The hydrangea was an altogether trickier subject, as the shape of the florets was only visible when the fabric was held up to the light. I sketched them onto the material in pencil and then stitched over the lines with a dark blue thread, also delineating the veins of the leaf.
The autumn plants were all about character. There was a regal stateliness to the blue agapanthus that was flowering at the bottom of my garden, and I wanted to see what of this quiet dignity the cyanotype might be able to capture.
The seed heads of the honesty, in contrast, were all agitation. Could a sun picture capture something of this plant’s incessant motion, as it had done for the narcissi at the start of the year? The oval forms of the seed pods created a strong outline, but there also needed to be a sense of tremulousness for the character of the plant to be truly depicted.
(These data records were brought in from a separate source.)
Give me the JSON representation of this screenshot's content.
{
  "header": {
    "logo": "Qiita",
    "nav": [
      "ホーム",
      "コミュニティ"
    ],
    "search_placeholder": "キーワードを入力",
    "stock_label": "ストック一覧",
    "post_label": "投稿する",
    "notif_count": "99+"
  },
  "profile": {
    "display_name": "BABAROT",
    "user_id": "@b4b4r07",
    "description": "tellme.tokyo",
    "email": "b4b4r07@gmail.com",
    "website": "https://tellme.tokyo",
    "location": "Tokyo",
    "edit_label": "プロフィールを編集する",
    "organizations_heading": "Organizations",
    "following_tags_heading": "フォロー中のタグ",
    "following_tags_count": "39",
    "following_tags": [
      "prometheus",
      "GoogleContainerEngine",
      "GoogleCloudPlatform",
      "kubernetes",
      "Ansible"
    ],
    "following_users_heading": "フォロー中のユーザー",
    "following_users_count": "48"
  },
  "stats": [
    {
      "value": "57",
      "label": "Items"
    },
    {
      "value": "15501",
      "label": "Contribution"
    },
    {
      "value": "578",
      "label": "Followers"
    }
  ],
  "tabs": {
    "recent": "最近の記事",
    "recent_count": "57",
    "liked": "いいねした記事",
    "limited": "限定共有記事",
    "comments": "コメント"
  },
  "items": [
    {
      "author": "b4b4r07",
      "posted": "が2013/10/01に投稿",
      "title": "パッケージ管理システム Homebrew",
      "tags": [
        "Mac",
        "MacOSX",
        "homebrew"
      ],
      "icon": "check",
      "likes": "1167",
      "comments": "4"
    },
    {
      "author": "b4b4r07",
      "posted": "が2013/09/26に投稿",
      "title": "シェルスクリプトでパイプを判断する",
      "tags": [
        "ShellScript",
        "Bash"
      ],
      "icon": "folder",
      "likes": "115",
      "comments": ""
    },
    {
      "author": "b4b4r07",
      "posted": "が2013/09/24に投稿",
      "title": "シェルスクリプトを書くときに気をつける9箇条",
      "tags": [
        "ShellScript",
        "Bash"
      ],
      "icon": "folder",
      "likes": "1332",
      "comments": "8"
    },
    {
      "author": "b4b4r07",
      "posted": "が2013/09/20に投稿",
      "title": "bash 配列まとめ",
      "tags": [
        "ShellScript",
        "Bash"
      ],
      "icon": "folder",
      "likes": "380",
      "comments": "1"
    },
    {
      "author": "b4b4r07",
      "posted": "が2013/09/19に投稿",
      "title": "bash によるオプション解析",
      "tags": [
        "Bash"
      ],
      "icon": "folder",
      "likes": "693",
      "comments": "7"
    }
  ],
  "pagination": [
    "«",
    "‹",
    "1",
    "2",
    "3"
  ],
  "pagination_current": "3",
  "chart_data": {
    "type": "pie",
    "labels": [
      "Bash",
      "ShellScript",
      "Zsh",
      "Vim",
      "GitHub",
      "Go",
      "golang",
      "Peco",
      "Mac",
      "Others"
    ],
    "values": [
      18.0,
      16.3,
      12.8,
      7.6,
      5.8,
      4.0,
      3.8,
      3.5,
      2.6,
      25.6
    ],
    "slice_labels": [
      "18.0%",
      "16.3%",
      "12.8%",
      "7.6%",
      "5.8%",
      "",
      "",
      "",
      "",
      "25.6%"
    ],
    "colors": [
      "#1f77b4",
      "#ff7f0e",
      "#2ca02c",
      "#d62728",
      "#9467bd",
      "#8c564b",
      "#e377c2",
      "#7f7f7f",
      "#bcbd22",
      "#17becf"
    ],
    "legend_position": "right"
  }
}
I am not sure how best to describe my cyanotype project. I completed it by sewing the sun pictures into a fabric book, made of an old dress and edged with lace. It is an herbarium of sorts, recording the flora of a particular time and place. It is a diary of my lockdown experience, and I can track through its pages not only the changing seasons but also my own shifts of focus and attention. As a series of sun pictures, it captures the remarkable weather of the British spring and summer in 2020, which meant that I could make these cyanotypes right through from early spring to the middle of autumn. There is a ghostliness to the images, a spectral quality that seems apt for a year that has often felt unreal, hard to grasp hold of or to bring into clear definition. Looking through my cyanotype book again in these darkest days of midwinter also suggests that looking to the light can become a habit, built into the ordinary routines and textures of every day. It is a practice of looking that has offered me a different way of inhabiting, of recording, and of celebrating, my local patch.
Thank you, Anne, for sharing your sun print project with us!